Washington, July 14 : A researcher at the University of Alabama at Birmingham (UAB) believes that higher fuel prices may lead to a reduction in the deaths from road accidents.
Dr. Michael Morrisey, director of UAB's Lister Hill Center for Health Policy, says that an analysis of yearly vehicle deaths compared to gas prices suggests that fatality rates drop significantly as people slow down and drive less.
In the study report, he writes that traffic deaths could drop by more than 1,000 per month nationwide if gas remains at four dollars a gallon or higher for a year or more.

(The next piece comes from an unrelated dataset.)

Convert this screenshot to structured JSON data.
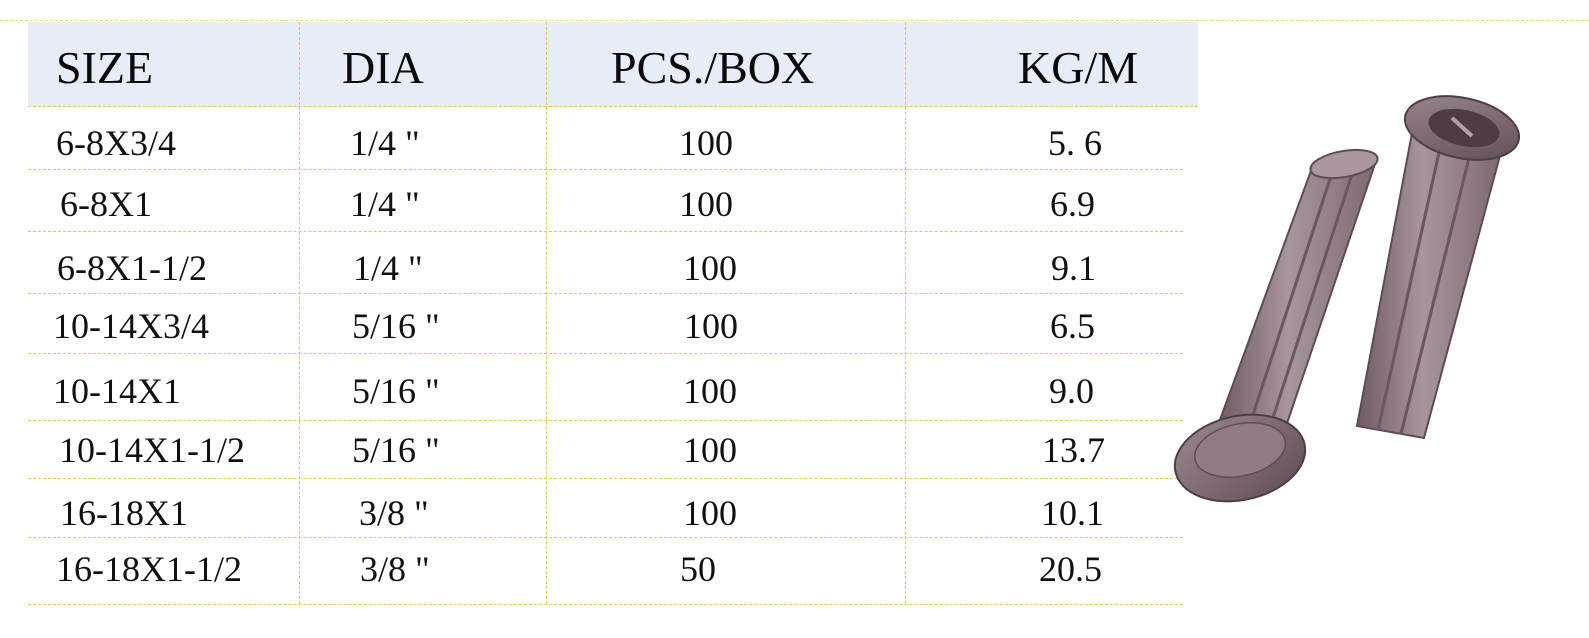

"It is remarkable to think that a percent change in gas prices can equal lives saved, which is what our data show. For every 10 percent rise in gas prices, fatalities are reduced by 2.3 percent. The effects are even more dramatic for teen drivers," Morrisey said.
For their study, the researchers took into account death rates and gas-price changes from 1985 through 2006.
Morrisey says that this study builds on a previous study that showed that lower gas prices have the opposite effect by wiping away many of lifesaving outcomes from the enactment of mandatory seatbelt laws, lower blood alcohol limits and graduated drivers licenses for youth.
The UAB-Harvard study, funded by the Robert Wood Johnson Foundation, showed that the more restrictive graduated license programs helped reduce traffic deaths by 24 percent among drivers aged 15 to 17.
Morrisey said that the calculated percent reduction in fatalities could be extrapolated to 2008 and beyond.